With that, at 2.60% on the U.S. 10-year government bond yield (a global benchmark interest rate), is there an element of worst-case scenario for the global economy being priced in? I’d say with the U.S. economy growing at 3%, and stocks at these levels, even when the 10-year was at 3.25%, bonds were (to some degree) pricing the worst-case scenario.
So, why are bond yields as low as 2.60%? Smarter market participants? No. It’s intervention/manipulation. Sure, the Fed has put the brakes on its policy direction. The ECB has reversed course on policy! China is easing. But, most importantly, the Bank of Japan is still executing on an unlimited QE campaign.
The Bank of Japan’s yield targeting policy gives it the license to buy unlimited assets. They have been and will continue to buy U.S. government bonds, and they continue to be the anchor for global interest rates. And it’s safe to say, they are acting with plenty of coordination with the other major central banks in the world (namely, the Fed).

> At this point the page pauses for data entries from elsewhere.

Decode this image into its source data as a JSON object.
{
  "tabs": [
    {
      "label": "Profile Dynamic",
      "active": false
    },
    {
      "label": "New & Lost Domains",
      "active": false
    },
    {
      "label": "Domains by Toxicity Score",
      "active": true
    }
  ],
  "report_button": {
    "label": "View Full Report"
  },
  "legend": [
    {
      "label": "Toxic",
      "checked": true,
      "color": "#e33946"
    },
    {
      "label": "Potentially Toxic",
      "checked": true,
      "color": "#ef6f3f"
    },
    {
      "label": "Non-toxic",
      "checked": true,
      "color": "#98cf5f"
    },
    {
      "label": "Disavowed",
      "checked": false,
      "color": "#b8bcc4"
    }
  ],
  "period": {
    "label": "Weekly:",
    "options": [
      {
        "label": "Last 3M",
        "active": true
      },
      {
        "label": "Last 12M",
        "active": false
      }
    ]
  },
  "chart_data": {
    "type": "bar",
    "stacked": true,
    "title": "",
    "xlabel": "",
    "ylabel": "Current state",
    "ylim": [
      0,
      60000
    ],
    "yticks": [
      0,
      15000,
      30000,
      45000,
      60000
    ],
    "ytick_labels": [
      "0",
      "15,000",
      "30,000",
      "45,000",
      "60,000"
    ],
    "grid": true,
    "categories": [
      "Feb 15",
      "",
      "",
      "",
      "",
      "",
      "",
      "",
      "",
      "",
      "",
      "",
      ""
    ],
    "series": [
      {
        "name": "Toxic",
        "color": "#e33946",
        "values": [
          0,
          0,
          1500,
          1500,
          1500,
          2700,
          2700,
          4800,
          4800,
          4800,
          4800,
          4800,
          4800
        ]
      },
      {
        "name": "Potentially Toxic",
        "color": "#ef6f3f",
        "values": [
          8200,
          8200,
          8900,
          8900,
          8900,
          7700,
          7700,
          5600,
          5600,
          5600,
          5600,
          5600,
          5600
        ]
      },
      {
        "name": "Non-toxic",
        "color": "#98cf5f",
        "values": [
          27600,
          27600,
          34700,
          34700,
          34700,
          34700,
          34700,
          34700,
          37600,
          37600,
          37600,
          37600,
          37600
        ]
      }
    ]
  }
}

Bottom line: The interest rate picture is signaling one very clear action. The Bank of Japan is still engaging in full throttle QE.